Bishop, John. Joyce’s Book of the Dark: “Finnegans Wake.” Madison: University of Wisconsin Press, 1986. Joyce’s determination to represent noctural experience accounts for the form, shape, direction, and language of Finnegans Wake. Relates Finnegans Wake to dream theory and interpretation, thanatology, optics and phonetics, embryology and gender, sexuality and power.

Ellmann, Richard. James Joyce. Rev. ed. New York: Oxford University Press, 1982. Elegant and authoritative biography providing valuable information on the writing of Finnegans Wake, Joyce’s intentions, his methods, and the difficulties he encountered.
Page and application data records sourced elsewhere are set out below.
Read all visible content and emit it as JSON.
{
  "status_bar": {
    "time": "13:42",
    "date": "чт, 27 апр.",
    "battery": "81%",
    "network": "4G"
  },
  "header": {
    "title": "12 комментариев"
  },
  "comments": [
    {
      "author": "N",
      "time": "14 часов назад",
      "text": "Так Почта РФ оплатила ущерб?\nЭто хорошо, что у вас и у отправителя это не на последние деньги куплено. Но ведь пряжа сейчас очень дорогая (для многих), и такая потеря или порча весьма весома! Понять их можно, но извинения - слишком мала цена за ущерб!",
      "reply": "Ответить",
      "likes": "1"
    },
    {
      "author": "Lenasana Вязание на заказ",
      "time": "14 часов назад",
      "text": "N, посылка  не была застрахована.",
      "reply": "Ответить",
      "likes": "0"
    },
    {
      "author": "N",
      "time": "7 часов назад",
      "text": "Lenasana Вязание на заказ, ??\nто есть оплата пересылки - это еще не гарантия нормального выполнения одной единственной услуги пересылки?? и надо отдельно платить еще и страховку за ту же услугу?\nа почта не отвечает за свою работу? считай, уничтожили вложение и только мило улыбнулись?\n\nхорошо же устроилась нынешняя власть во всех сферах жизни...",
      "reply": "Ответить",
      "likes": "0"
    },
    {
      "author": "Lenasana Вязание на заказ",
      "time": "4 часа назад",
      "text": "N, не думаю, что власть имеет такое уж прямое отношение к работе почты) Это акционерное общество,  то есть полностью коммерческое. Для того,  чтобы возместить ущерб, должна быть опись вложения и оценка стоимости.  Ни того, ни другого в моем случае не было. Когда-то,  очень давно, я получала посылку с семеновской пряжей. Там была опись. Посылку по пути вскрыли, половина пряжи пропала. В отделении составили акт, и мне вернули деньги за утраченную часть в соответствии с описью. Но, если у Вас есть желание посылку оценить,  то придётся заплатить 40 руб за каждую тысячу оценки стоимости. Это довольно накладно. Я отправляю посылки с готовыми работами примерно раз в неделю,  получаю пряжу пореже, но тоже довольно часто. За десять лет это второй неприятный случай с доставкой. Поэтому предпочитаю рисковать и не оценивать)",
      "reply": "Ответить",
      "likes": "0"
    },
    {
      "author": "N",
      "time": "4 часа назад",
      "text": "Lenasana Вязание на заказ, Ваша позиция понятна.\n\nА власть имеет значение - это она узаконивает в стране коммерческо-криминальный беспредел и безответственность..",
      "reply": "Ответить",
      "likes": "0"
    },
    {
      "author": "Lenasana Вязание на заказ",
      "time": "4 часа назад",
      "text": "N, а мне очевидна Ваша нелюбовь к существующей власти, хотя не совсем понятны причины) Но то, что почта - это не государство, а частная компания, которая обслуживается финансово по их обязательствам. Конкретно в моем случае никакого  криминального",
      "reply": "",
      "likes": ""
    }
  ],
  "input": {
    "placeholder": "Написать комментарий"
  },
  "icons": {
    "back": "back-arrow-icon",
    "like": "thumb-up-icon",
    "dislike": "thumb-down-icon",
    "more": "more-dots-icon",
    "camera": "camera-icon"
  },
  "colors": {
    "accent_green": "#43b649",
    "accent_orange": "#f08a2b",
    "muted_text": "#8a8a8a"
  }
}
McCarthy, Patrick A, ed. Critical Essays on James Joyce’s “Finnegans Wake.” New York: G. K. Hall, 1992. Twenty essays surveying past criticism and broad concerns: studies of structure, voice, narration, language, and interpretation, analyses of important themes, and readings of passages in ways that pose crucial questions about Finnegans Wake as a whole. Shows how enjoyable an experience reading Finnegans Wake is.

McHugh, Roland. Annotations to “Finnegans Wake.” Rev. ed. Baltimore: The Johns Hopkins University Press, 1991. A line-by-line explication of foreign words, English overtones, place names, personal names, phrases parodied, song titles and quotations, literary sources, historical events. Basic reference tool, designed to be consulted in tandem with a reading of Finnegans Wake.

Rose, Danis, and John O’Hanlon. Understanding “Finnegans Wake”: A Guide to the Narrative of James Joyce’s Masterpiece. New York: Garland, 1982. A section-by-section synopsis of Finnegans Wake. Very useful companion for the beginning reader, it clarifies the main techniques and themes in the form of a running commentary.


Critical Essays